Someone walks in to your library and says, "I want to learn how to use the 3D printer!" What go-to print do you use to teach the printing process?
I'm the librarian at a junior high campus. I have my students complete the first six lessons on TinkerCAD and then create their own keychain using what they learned. It is sort of like their ticket to print other projects. Our students wear their keychains with pride on their ID lanyards!
We have a 2h Workshop about 3d Printing . 30min a presentation of what is 3d printing and implementations. Another 1.5h to see how to search on Thingiverse and do all the printing proceadure. There is another 1.5 lesson to find out what we can to with tinkercad tinkercad ( https://www.tinkercad.com/ ).
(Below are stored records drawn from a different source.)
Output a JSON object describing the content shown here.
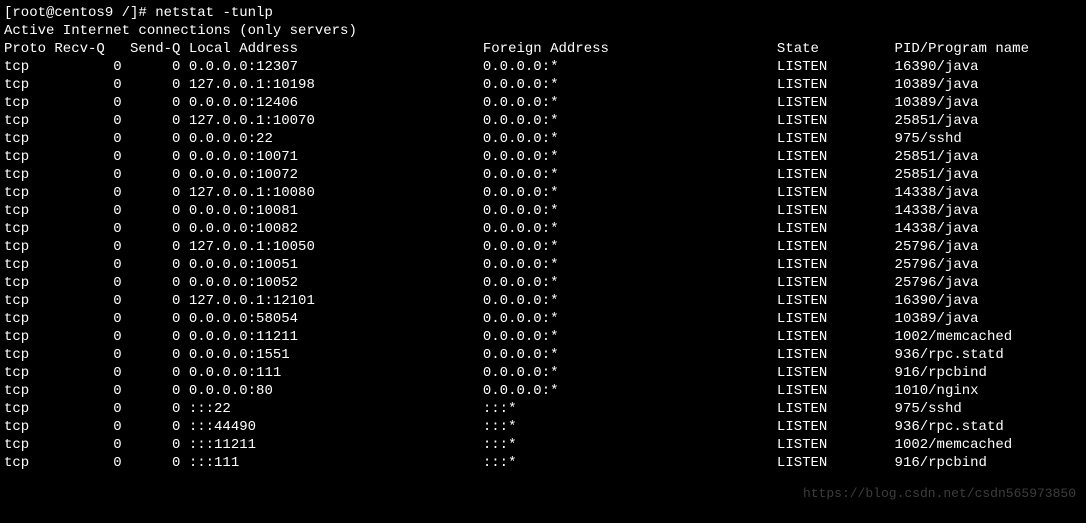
{
  "prompt": {
    "user_host": "[root@centos9 /]# ",
    "command": "netstat -tunlp"
  },
  "title_line": "Active Internet connections (only servers)",
  "headers": {
    "proto": "Proto",
    "recvq": "Recv-Q",
    "sendq": "Send-Q",
    "local": "Local Address",
    "foreign": "Foreign Address",
    "state": "State",
    "pid": "PID/Program name"
  },
  "rows": [
    {
      "proto": "tcp",
      "recvq": "0",
      "sendq": "0",
      "local": "0.0.0.0:12307",
      "foreign": "0.0.0.0:*",
      "state": "LISTEN",
      "pid": "16390/java"
    },
    {
      "proto": "tcp",
      "recvq": "0",
      "sendq": "0",
      "local": "127.0.0.1:10198",
      "foreign": "0.0.0.0:*",
      "state": "LISTEN",
      "pid": "10389/java"
    },
    {
      "proto": "tcp",
      "recvq": "0",
      "sendq": "0",
      "local": "0.0.0.0:12406",
      "foreign": "0.0.0.0:*",
      "state": "LISTEN",
      "pid": "10389/java"
    },
    {
      "proto": "tcp",
      "recvq": "0",
      "sendq": "0",
      "local": "127.0.0.1:10070",
      "foreign": "0.0.0.0:*",
      "state": "LISTEN",
      "pid": "25851/java"
    },
    {
      "proto": "tcp",
      "recvq": "0",
      "sendq": "0",
      "local": "0.0.0.0:22",
      "foreign": "0.0.0.0:*",
      "state": "LISTEN",
      "pid": "975/sshd"
    },
    {
      "proto": "tcp",
      "recvq": "0",
      "sendq": "0",
      "local": "0.0.0.0:10071",
      "foreign": "0.0.0.0:*",
      "state": "LISTEN",
      "pid": "25851/java"
    },
    {
      "proto": "tcp",
      "recvq": "0",
      "sendq": "0",
      "local": "0.0.0.0:10072",
      "foreign": "0.0.0.0:*",
      "state": "LISTEN",
      "pid": "25851/java"
    },
    {
      "proto": "tcp",
      "recvq": "0",
      "sendq": "0",
      "local": "127.0.0.1:10080",
      "foreign": "0.0.0.0:*",
      "state": "LISTEN",
      "pid": "14338/java"
    },
    {
      "proto": "tcp",
      "recvq": "0",
      "sendq": "0",
      "local": "0.0.0.0:10081",
      "foreign": "0.0.0.0:*",
      "state": "LISTEN",
      "pid": "14338/java"
    },
    {
      "proto": "tcp",
      "recvq": "0",
      "sendq": "0",
      "local": "0.0.0.0:10082",
      "foreign": "0.0.0.0:*",
      "state": "LISTEN",
      "pid": "14338/java"
    },
    {
      "proto": "tcp",
      "recvq": "0",
      "sendq": "0",
      "local": "127.0.0.1:10050",
      "foreign": "0.0.0.0:*",
      "state": "LISTEN",
      "pid": "25796/java"
    },
    {
      "proto": "tcp",
      "recvq": "0",
      "sendq": "0",
      "local": "0.0.0.0:10051",
      "foreign": "0.0.0.0:*",
      "state": "LISTEN",
      "pid": "25796/java"
    },
    {
      "proto": "tcp",
      "recvq": "0",
      "sendq": "0",
      "local": "0.0.0.0:10052",
      "foreign": "0.0.0.0:*",
      "state": "LISTEN",
      "pid": "25796/java"
    },
    {
      "proto": "tcp",
      "recvq": "0",
      "sendq": "0",
      "local": "127.0.0.1:12101",
      "foreign": "0.0.0.0:*",
      "state": "LISTEN",
      "pid": "16390/java"
    },
    {
      "proto": "tcp",
      "recvq": "0",
      "sendq": "0",
      "local": "0.0.0.0:58054",
      "foreign": "0.0.0.0:*",
      "state": "LISTEN",
      "pid": "10389/java"
    },
    {
      "proto": "tcp",
      "recvq": "0",
      "sendq": "0",
      "local": "0.0.0.0:11211",
      "foreign": "0.0.0.0:*",
      "state": "LISTEN",
      "pid": "1002/memcached"
    },
    {
      "proto": "tcp",
      "recvq": "0",
      "sendq": "0",
      "local": "0.0.0.0:1551",
      "foreign": "0.0.0.0:*",
      "state": "LISTEN",
      "pid": "936/rpc.statd"
    },
    {
      "proto": "tcp",
      "recvq": "0",
      "sendq": "0",
      "local": "0.0.0.0:111",
      "foreign": "0.0.0.0:*",
      "state": "LISTEN",
      "pid": "916/rpcbind"
    },
    {
      "proto": "tcp",
      "recvq": "0",
      "sendq": "0",
      "local": "0.0.0.0:80",
      "foreign": "0.0.0.0:*",
      "state": "LISTEN",
      "pid": "1010/nginx"
    },
    {
      "proto": "tcp",
      "recvq": "0",
      "sendq": "0",
      "local": ":::22",
      "foreign": ":::*",
      "state": "LISTEN",
      "pid": "975/sshd"
    },
    {
      "proto": "tcp",
      "recvq": "0",
      "sendq": "0",
      "local": ":::44490",
      "foreign": ":::*",
      "state": "LISTEN",
      "pid": "936/rpc.statd"
    },
    {
      "proto": "tcp",
      "recvq": "0",
      "sendq": "0",
      "local": ":::11211",
      "foreign": ":::*",
      "state": "LISTEN",
      "pid": "1002/memcached"
    },
    {
      "proto": "tcp",
      "recvq": "0",
      "sendq": "0",
      "local": ":::111",
      "foreign": ":::*",
      "state": "LISTEN",
      "pid": "916/rpcbind"
    }
  ],
  "columns": {
    "proto_w": 6,
    "recvq_w": 9,
    "sendq_w": 7,
    "local_w": 35,
    "foreign_w": 35,
    "state_w": 14
  },
  "watermark": "https://blog.csdn.net/csdn565973850"
}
We are printing also ( sometimes ) a keychain of our library. http://www.thingiverse.com/thing:895643
I give them a flyer on the MakerBot and the flyer tells them how to make their own with websites on the back
I made a tutorial on projectignite.autodesk.com called "Make a Gear". It teaches a lot of aspects except navigation on Tinkercad.
We're just launching our printer to the public, so we haven't faced this scenario yet, but we know it's coming! I love all the Things shared below and will try one of each to see how long they take. I have been keeping my eyes peeled for things that print very fast, because the big Things are great to have to display but not as helpful when someone wants to see something start-to-finish. We were printing Things for St. Patrick's Day and found a Thing that prints in around ten minutes and has been really reliable--I don't think it's had any failed prints at all. We charge by the gram, but people don't really have a sense of what one gram equals. This Thing is exactly one gram, so it's been very helpful for that question too. I think this is the file, but it looks a little different now: http://www.thingiverse.com/thing:459232
Usually, a tree frog. However, I can no longer find the thingiverse page of the frog I am referring to. Or, if they want to learn how to design and print, then we use Tinkercad and I have them make a simple Initial letter keychain.
Adults seem to like our Read Keychains (http://www.thingiverse.com/thing:28117). They're quick and reliable, and they have an very obvious use.
For teens and kids we usually go with a Minecraft creeper (http://www.thingiverse.com/thing:157625) because everyone loves Minecraft, or "Cute Octopus Says Hello" (http://www.thingiverse.com/thing:27053) because it almost always prints perfectly.